Sunday, May 24, 2009

Stand up

Yesterday morning Mr. Commentbox and I decided to go to the Sydney Writers' Festival.

You may remember last year's post about the Festival, and I must say that my experience this year was quite different. Last year everyone seemed so fascinating, while this year everyone seemed somewhat pretentious. Perhaps my view of writing has changed since last year, perhaps it's changed because I've been blogging for a whole year. Blogging has stopped me from thinking of writing as something mysterious that's done only by a few precious artists who have a godlike gift. I now think of writing as something that has the power to make me and other people happy.
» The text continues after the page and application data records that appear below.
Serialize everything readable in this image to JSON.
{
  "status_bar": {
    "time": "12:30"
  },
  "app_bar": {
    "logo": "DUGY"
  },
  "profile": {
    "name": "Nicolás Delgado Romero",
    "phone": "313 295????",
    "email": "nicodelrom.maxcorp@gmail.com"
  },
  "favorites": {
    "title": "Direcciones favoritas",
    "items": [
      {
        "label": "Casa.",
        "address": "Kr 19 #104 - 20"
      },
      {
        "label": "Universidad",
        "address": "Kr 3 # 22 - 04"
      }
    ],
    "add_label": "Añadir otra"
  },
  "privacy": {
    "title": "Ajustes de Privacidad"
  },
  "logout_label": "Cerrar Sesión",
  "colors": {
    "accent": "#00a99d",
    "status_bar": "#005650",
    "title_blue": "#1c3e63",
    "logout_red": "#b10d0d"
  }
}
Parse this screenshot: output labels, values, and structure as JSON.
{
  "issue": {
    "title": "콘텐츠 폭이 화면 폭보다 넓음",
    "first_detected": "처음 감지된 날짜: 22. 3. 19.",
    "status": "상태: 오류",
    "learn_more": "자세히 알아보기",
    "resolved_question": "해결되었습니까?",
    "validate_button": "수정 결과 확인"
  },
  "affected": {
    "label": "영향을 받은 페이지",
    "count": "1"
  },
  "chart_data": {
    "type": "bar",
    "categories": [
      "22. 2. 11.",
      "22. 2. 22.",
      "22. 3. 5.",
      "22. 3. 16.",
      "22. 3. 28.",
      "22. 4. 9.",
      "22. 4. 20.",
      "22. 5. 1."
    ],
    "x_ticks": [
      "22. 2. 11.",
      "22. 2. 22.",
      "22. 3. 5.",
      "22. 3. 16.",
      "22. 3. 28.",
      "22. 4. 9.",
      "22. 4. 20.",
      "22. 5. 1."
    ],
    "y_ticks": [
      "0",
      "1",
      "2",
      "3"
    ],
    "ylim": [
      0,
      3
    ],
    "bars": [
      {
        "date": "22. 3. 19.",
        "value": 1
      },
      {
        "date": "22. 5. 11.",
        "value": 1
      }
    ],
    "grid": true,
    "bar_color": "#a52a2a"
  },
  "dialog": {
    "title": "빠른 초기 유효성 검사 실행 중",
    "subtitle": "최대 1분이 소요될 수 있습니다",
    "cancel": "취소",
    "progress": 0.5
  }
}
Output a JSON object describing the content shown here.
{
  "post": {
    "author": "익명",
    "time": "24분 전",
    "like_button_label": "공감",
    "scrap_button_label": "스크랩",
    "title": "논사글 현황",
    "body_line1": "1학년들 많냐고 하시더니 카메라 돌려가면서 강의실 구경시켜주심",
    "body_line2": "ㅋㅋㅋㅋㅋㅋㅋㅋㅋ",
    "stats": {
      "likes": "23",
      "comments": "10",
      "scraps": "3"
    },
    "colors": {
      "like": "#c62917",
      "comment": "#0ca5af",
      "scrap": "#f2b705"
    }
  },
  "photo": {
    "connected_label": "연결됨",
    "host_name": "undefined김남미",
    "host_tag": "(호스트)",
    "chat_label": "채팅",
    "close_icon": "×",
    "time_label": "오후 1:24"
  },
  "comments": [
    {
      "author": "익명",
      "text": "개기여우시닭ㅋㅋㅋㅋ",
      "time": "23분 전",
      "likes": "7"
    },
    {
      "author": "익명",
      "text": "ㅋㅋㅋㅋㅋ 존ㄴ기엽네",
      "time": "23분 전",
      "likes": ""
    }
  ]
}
Yes! Happy! Why spend time reading and writing if it isn't fun??!! Something is well written if it has the power to make the reader forget his/her reality and experience something different and enjoyable. Nothing annoys me more than being told that a book is a great read...but badly written. Impossible.

So the one session which Mr C and I attended was perfectly chosen for my new frame of mind - "Will the Real Writer Please Stand Up?" It was medicine for my soul.

Imagine these four characters sitting in front of a packed room of people of all backgrounds and ages: Sarah Blasko, Miles Merrill, Emmanuel Jal and Chris Bray.

Are they all writers? You betcha!!

I wished that all of you, my fellow bloggers, could have attended this session. I thought of you as I sat and listened to these young writers take words and twist them into unique shapes...... because it's what you and I do each and every day. Yes, it is!

Each of these word-artists performed a little bit for us, and then they talked very casually (not one smidgen of pretentious arty-fart to be heard). At the end of the hour Sarah Blasko and Emmanuel Jal recited/sang a poem/song together, and you would have love it.

Even though you couldn't be with me yesterday I shall show you a bit of what it was like. Firstly, here is Ms Blasko with her latest poem/song:

And here is Mr Jal with his song "Emma" (Emma was the British aid worker who rescued him from Sudan) which he sang for us yesterday - we all stood up and danced along with the words and music.


Michelle said...

I listened to Emmanuel Jal on the local radio this morning. What an amazing young man. He spoke about Emma and the desperation and I just wept.

Julia said...

I'm so glad you feel that way about writing now! I was just talking about blogging to a communications guy here, and he was moaning about how he thought facebooking and twittering and blogging were leading to a generation of shoddy writers. I politely but firmly told him I absolutely disagreed.

I asked him to think about digital photography and what's happened in that field. Digital cameras have taken over the market now, and anyone with a digital camera can afford to practice as much as they like. The result? Taking beautiful pictures isn't limited to the professional or the ultra-serious amateur any more.

Blogging also gives us much more practice (and feedback) than almost any other non-professional style of writing that I can think of. I'd guess that most of us are better writers now than when we first started our blogs, way back when.

My long winded way of saying, "Eleanor, as usual, I absolutely agree with you!!"

RW said...

Thanks for music links - I think my daughter might choreograph a bit of dance for the Emma piece.

fifi said...

I was considering going, now I wish I had. So many things to do.
Blogging is an excellent way to practice one's self editing!!
And of course, it is neither anonymous or one way to some unseen audience...friends bloom straight from its pages...!